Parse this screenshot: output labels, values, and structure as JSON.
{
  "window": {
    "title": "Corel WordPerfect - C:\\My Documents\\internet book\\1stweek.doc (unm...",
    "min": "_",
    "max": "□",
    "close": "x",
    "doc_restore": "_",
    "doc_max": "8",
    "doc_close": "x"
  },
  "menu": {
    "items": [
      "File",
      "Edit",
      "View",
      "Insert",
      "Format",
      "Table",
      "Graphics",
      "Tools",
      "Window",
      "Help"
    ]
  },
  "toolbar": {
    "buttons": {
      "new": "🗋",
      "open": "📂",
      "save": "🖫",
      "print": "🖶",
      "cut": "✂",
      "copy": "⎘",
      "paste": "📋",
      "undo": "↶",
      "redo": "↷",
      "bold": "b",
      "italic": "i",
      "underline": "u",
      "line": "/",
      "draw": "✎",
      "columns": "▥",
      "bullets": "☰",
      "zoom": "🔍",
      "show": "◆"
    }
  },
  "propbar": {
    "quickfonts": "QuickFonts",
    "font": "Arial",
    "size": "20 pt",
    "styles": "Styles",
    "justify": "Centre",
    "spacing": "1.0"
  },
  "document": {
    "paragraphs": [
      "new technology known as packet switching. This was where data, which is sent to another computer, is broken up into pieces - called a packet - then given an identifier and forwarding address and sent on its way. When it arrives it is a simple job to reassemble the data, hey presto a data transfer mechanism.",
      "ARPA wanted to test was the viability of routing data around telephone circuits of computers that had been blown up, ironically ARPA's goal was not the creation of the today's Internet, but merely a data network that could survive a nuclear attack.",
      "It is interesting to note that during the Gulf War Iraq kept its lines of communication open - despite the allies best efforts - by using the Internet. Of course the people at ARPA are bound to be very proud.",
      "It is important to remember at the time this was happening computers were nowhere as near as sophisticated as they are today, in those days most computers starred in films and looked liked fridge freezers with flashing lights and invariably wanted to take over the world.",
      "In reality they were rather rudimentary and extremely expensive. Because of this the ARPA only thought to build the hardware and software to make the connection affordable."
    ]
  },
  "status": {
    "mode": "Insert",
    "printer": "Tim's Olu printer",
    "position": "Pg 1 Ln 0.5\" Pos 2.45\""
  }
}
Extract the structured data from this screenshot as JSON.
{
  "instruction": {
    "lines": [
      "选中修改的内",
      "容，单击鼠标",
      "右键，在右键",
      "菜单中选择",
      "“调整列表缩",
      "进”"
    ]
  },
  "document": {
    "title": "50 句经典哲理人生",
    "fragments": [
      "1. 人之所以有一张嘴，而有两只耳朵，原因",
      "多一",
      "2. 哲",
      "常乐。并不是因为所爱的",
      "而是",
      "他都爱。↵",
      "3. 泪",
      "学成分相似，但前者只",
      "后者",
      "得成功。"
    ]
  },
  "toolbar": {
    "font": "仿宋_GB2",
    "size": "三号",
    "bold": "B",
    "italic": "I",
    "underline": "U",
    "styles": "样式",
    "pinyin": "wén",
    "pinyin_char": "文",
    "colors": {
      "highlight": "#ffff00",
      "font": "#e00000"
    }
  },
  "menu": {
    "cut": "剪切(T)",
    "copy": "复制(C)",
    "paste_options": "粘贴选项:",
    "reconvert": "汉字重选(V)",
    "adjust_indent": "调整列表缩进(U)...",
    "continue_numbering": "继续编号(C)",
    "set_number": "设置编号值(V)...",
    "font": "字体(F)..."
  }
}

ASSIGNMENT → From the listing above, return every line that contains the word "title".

REPLY TO THE TASK →
    "title": "Corel WordPerfect - C:\\My Documents\\internet book\\1stweek.doc (unm...",
    "title": "50 句经典哲理人生",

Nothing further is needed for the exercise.